Does homework put added pressure on children and put them off learning?
Mark: Why don’t we allow children to develop through extra-curricular activities and child’s play? If I have been at work all day, the last thing I want to do is work at home. Sometimes our children come home from school exhausted and quickly become frustrated when completing homework. Is this putting them off learning? If children come home from school with work to do is that simply enough? My biggest bug bear regarding homework is the word search. You can give my eight-year-old the hardest word search in the world and zero learning will take place. It is simply a task of recognising letters. Homework needs to be meaningful and an extension of classroom learning.
Kristen: The issue is that children do not learn or retain taught information in the same way. The child who can remember information taught two weeks previously is unlikely to benefit from homework that recaps or supports this knowledge. On the other hand, a child who struggles to retain information would benefit from having this reinforced once or twice a week. For secondary school children, homework becomes more important as many areas of the curriculum simply do not have enough time in school to complete all of the required work. This is when homework is essential as a continuation of the classroom. It should support prior learning and allow students to extend their knowledge. This is not homework for homework’s sake.
If homework is meaningful and relevant, how much time should be spent each night doing homework?
Mark: That depends on the age of the child. Some schools work on the ideal that children should spend 10 minutes per night per grade level. Other schools work on a subject specific timetable where each subject is given priority on different nights of the week.
Kristen: If a family is encouraging about the homework set and can positively promote the value of homework, children can quickly develop vital study skills and good habits that will encourage life-long learning. As a parent, I do not want to have to learn the information myself before being able to support my children. Many parents complain that they have to spend so much time with their children helping them to complete homework because the child does not understand the task. A parent’s role is to support their child’s learning and not to complete the task for them.

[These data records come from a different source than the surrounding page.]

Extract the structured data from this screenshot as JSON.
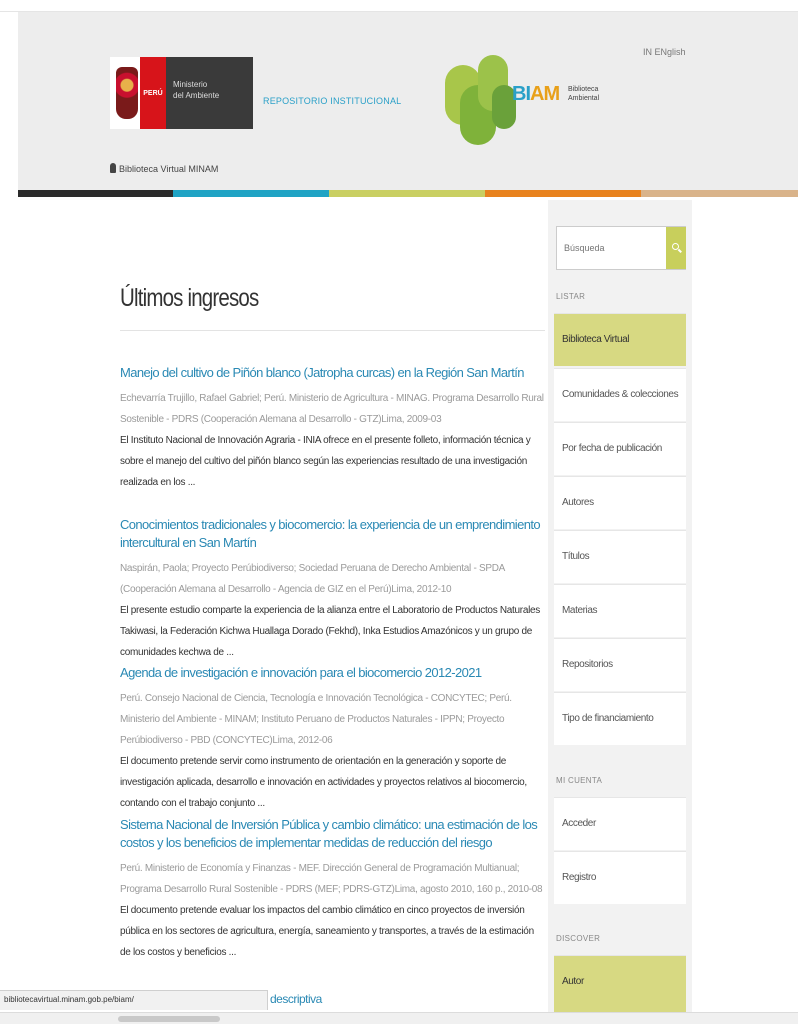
{
  "header": {
    "ministry_logo": {
      "country": "PERÚ",
      "ministry_line1": "Ministerio",
      "ministry_line2": "del Ambiente"
    },
    "repository_label": "REPOSITORIO INSTITUCIONAL",
    "virtual_library_link": "Biblioteca Virtual MINAM",
    "biam_logo": {
      "mark_bi": "BI",
      "mark_am": "AM",
      "subtitle_line1": "Biblioteca",
      "subtitle_line2": "Ambiental"
    },
    "language_link": "IN ENglish",
    "color_bar": [
      "#2b2b2b",
      "#1fa3c4",
      "#c9cf62",
      "#e8821e",
      "#d9b38a"
    ]
  },
  "main": {
    "page_title": "Últimos ingresos",
    "items": [
      {
        "title": "Manejo del cultivo de Piñón blanco (Jatropha curcas) en la Región San Martín",
        "meta": "Echevarría Trujillo, Rafael Gabriel; Perú. Ministerio de Agricultura - MINAG. Programa Desarrollo Rural Sostenible - PDRS (Cooperación Alemana al Desarrollo - GTZ)Lima, 2009-03",
        "abstract": "El Instituto Nacional de Innovación Agraria - INIA ofrece en el presente folleto, información técnica y sobre el manejo del cultivo del piñón blanco según las experiencias resultado de una investigación realizada en los ..."
      },
      {
        "title": "Conocimientos tradicionales y biocomercio: la experiencia de un emprendimiento intercultural en San Martín",
        "meta": "Naspirán, Paola; Proyecto Perúbiodiverso; Sociedad Peruana de Derecho Ambiental - SPDA (Cooperación Alemana al Desarrollo - Agencia de GIZ en el Perú)Lima, 2012-10",
        "abstract": "El presente estudio comparte la experiencia de la alianza entre el Laboratorio de Productos Naturales Takiwasi, la Federación Kichwa Huallaga Dorado (Fekhd), Inka Estudios Amazónicos y un grupo de comunidades kechwa de ..."
      },
      {
        "title": "Agenda de investigación e innovación para el biocomercio 2012-2021",
        "meta": "Perú. Consejo Nacional de Ciencia, Tecnología e Innovación Tecnológica - CONCYTEC; Perú. Ministerio del Ambiente - MINAM; Instituto Peruano de Productos Naturales - IPPN; Proyecto Perúbiodiverso - PBD (CONCYTEC)Lima, 2012-06",
        "abstract": "El documento pretende servir como instrumento de orientación en la generación y soporte de investigación aplicada, desarrollo e innovación en actividades y proyectos relativos al biocomercio, contando con el trabajo conjunto ..."
      },
      {
        "title": "Sistema Nacional de Inversión Pública y cambio climático: una estimación de los costos y los beneficios de implementar medidas de reducción del riesgo",
        "meta": "Perú. Ministerio de Economía y Finanzas - MEF. Dirección General de Programación Multianual; Programa Desarrollo Rural Sostenible - PDRS (MEF; PDRS-GTZ)Lima, agosto 2010, 160 p., 2010-08",
        "abstract": "El documento pretende evaluar los impactos del cambio climático en cinco proyectos de inversión pública en los sectores de agricultura, energía, saneamiento y transportes, a través de la estimación de los costos y beneficios ..."
      }
    ],
    "partial_next_item": "descriptiva"
  },
  "sidebar": {
    "search": {
      "placeholder": "Búsqueda"
    },
    "list_heading": "Listar",
    "list_items": [
      "Biblioteca Virtual",
      "Comunidades & colecciones",
      "Por fecha de publicación",
      "Autores",
      "Títulos",
      "Materias",
      "Repositorios",
      "Tipo de financiamiento"
    ],
    "account_heading": "Mi cuenta",
    "account_items": [
      "Acceder",
      "Registro"
    ],
    "discover_heading": "Discover",
    "discover_items": [
      "Autor"
    ]
  },
  "browser": {
    "status_url": "bibliotecavirtual.minam.gob.pe/biam/",
    "accent_color": "#d7d982",
    "link_color": "#2a89b4"
  }
}
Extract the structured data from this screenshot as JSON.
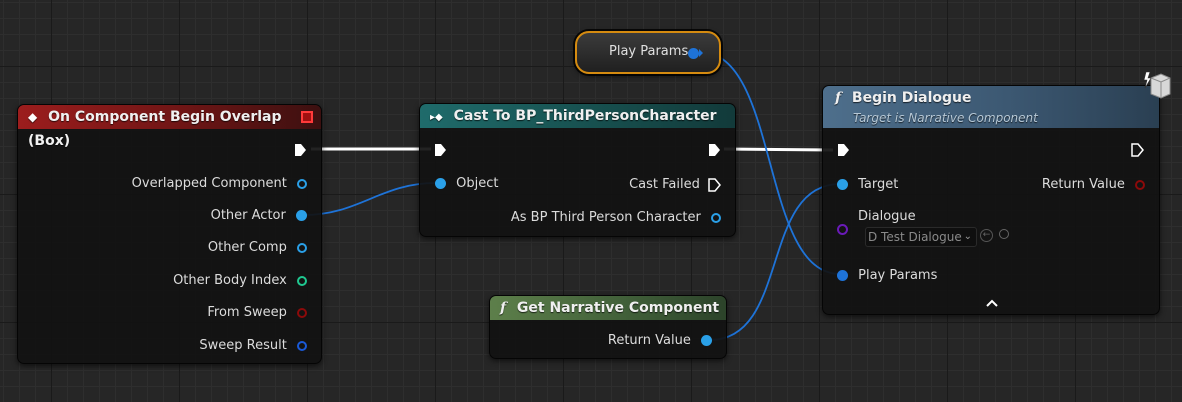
{
  "nodes": {
    "overlap": {
      "title": "On Component Begin Overlap (Box)",
      "pins": {
        "overlapped_component": "Overlapped Component",
        "other_actor": "Other Actor",
        "other_comp": "Other Comp",
        "other_body_index": "Other Body Index",
        "from_sweep": "From Sweep",
        "sweep_result": "Sweep Result"
      }
    },
    "cast": {
      "title": "Cast To BP_ThirdPersonCharacter",
      "pins": {
        "object": "Object",
        "cast_failed": "Cast Failed",
        "as_bp": "As BP Third Person Character"
      }
    },
    "play_params": {
      "label": "Play Params"
    },
    "get_narrative": {
      "title": "Get Narrative Component",
      "pins": {
        "return_value": "Return Value"
      }
    },
    "begin_dialogue": {
      "title": "Begin Dialogue",
      "subtitle": "Target is Narrative Component",
      "pins": {
        "target": "Target",
        "return_value": "Return Value",
        "dialogue": "Dialogue",
        "dialogue_value": "D Test Dialogue",
        "play_params": "Play Params"
      }
    }
  },
  "colors": {
    "object_pin": "#00a8f0",
    "struct_pin": "#0057c8",
    "int_pin": "#1fe0a0",
    "bool_pin": "#950000",
    "class_pin": "#6010b0",
    "exec": "#ffffff",
    "wire_blue": "#1e73d8"
  },
  "icons": {
    "event": "event-diamond-icon",
    "cast": "cast-arrows-icon",
    "function": "function-f-icon",
    "expand": "chevron-up-icon",
    "browse": "arrow-left-circle-icon",
    "search": "search-icon",
    "latent": "latent-cube-icon"
  }
}
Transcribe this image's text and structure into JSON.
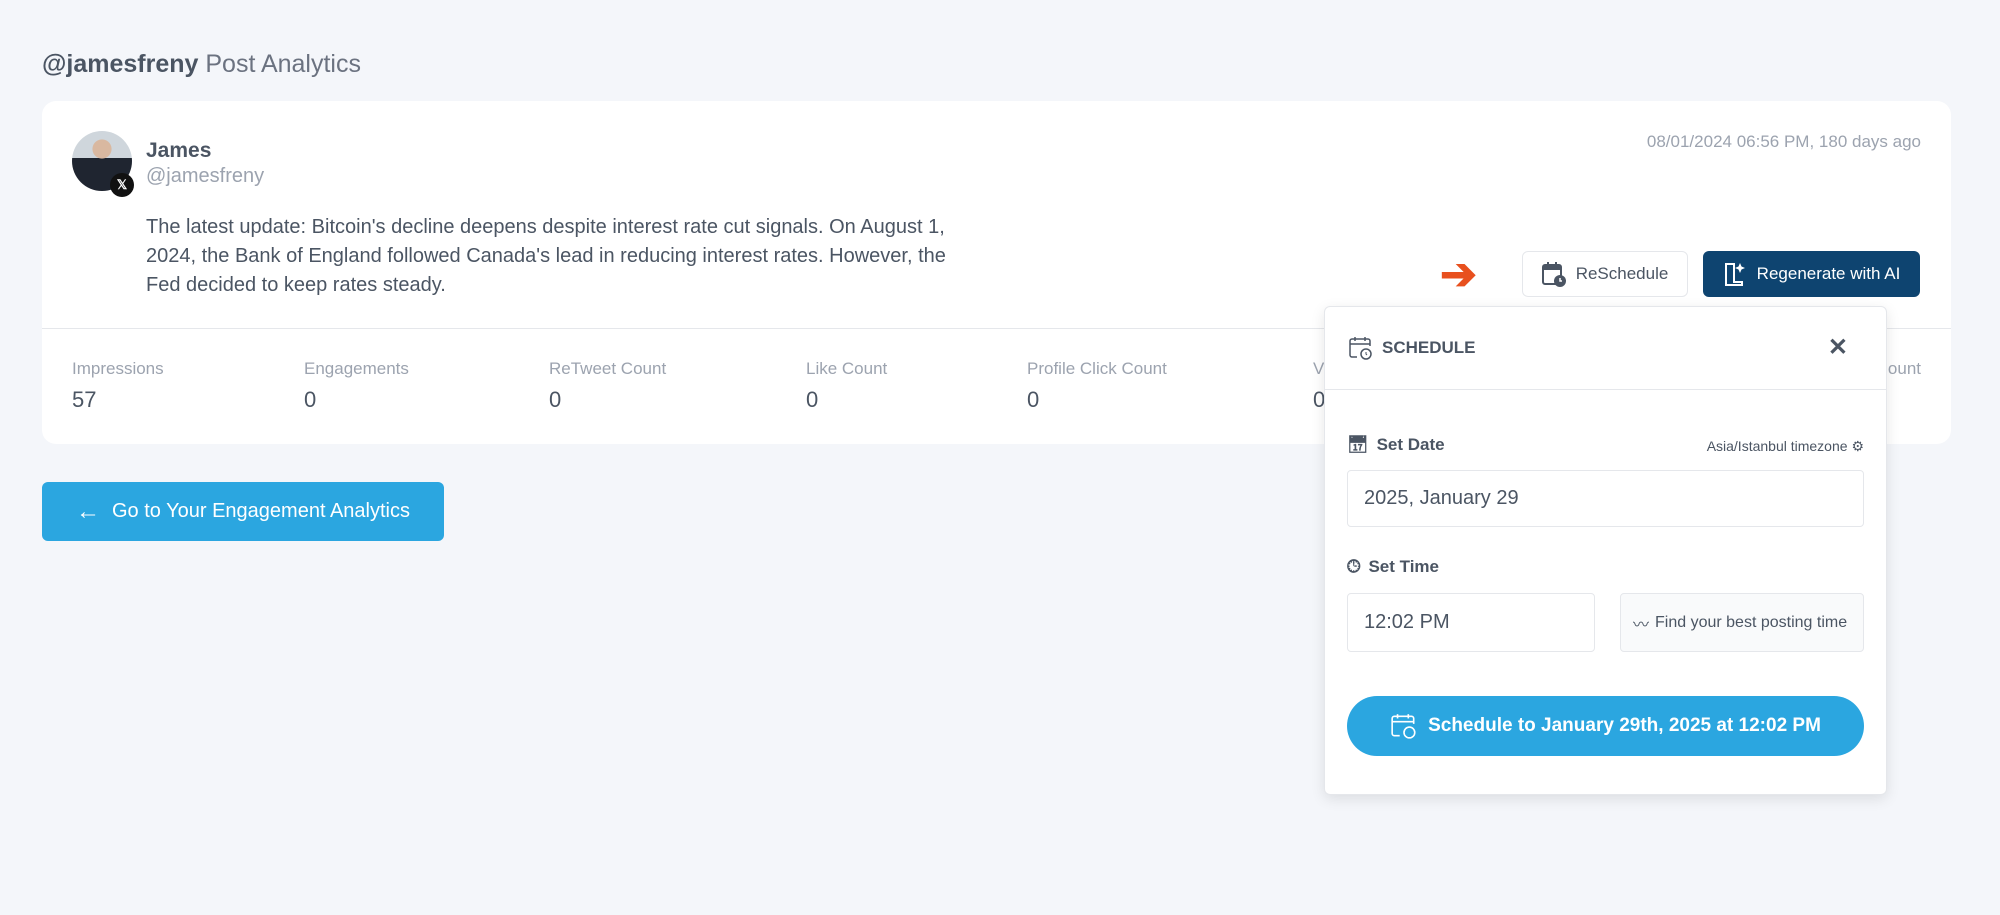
{
  "header": {
    "handle": "@jamesfreny",
    "title": "Post Analytics"
  },
  "post": {
    "author_name": "James",
    "author_handle": "@jamesfreny",
    "platform_badge": "𝕏",
    "timestamp": "08/01/2024 06:56 PM, 180 days ago",
    "text": "The latest update: Bitcoin's decline deepens despite interest rate cut signals. On August 1, 2024, the Bank of England followed Canada's lead in reducing interest rates. However, the Fed decided to keep rates steady.",
    "stats": [
      {
        "label": "Impressions",
        "value": "57"
      },
      {
        "label": "Engagements",
        "value": "0"
      },
      {
        "label": "ReTweet Count",
        "value": "0"
      },
      {
        "label": "Like Count",
        "value": "0"
      },
      {
        "label": "Profile Click Count",
        "value": "0"
      },
      {
        "label": "V",
        "value": "0"
      },
      {
        "label": "ount",
        "value": ""
      }
    ],
    "reschedule_label": "ReSchedule",
    "regenerate_label": "Regenerate with AI"
  },
  "back_button": {
    "label": "Go to Your Engagement Analytics"
  },
  "schedule_popup": {
    "title": "SCHEDULE",
    "close": "✕",
    "set_date_label": "Set Date",
    "timezone": "Asia/Istanbul timezone",
    "date_value": "2025, January 29",
    "set_time_label": "Set Time",
    "time_value": "12:02 PM",
    "best_time_label": "Find your best posting time",
    "submit_label": "Schedule to January 29th, 2025 at 12:02 PM"
  },
  "colors": {
    "primary": "#2ba6e0",
    "dark": "#0e4470",
    "arrow": "#e8501e",
    "background": "#f4f6fa"
  }
}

Mark: Here in Dubai, children often leave home early in the morning to catch a school bus and return well after school has finished once the bus has completed its round. This causes children to spend longer away from home in a school environment, which means less time spent relaxing or participating in out of school activities. From our own experience we know juggling their homework and the hobbies our children choose to participate in is difficult. Often, we leave school with our children at around 4.30pm, they have already had to wait at school for two hours for us to finish our responsibilities and that is before we then take them to football practice or ice skating lessons.
As we are in Dubai, this means travelling from one end of Dubai to the other several times a week only arriving home at 7pm or later. This is when we struggle to balance the activities our children chose to do with their homework. With the best will in the world, an eight-year-old boy does not want to read to us or complete some mathematics homework after a full day at school and an after-school activity. His thoughts are with some chilled time in front of the television before falling into bed, not with homework waiting to be completed.
Kristen: As full-time teachers, we deal with other people’s children and their work output all day, for five days a week and we often do not want to come home and be in teacher mode here as well. It is not an ideal picture for a relaxing evening trying to persuade your children to complete their homework well and in time for their usual weekday bedtime before being up early to get to school by 7am the next day. This is when we choose our battles, homework will be completed but on days when our children have time to do this well, with full concentration and effort.
For us, weekends are the ideal time to do this, as we tend to keep these free from activities and the children have not had to spend a full day at school. As teachers, we see both sides to the arguments for and against homework.
While our children are given homework, it is our job as parents to ensure they complete it to the best of their ability and to support them when they find it difficult or are not motivated to attempt it. Praising children when they complete a task they did not want to begin is essential to encourage positive work ethic in young children. If we can instil a longing for knowledge in our children the battle is almost won, as they will be more eager to learn both at home and at school. The skill is finding the balance to allow harmony in your household and achievement at school.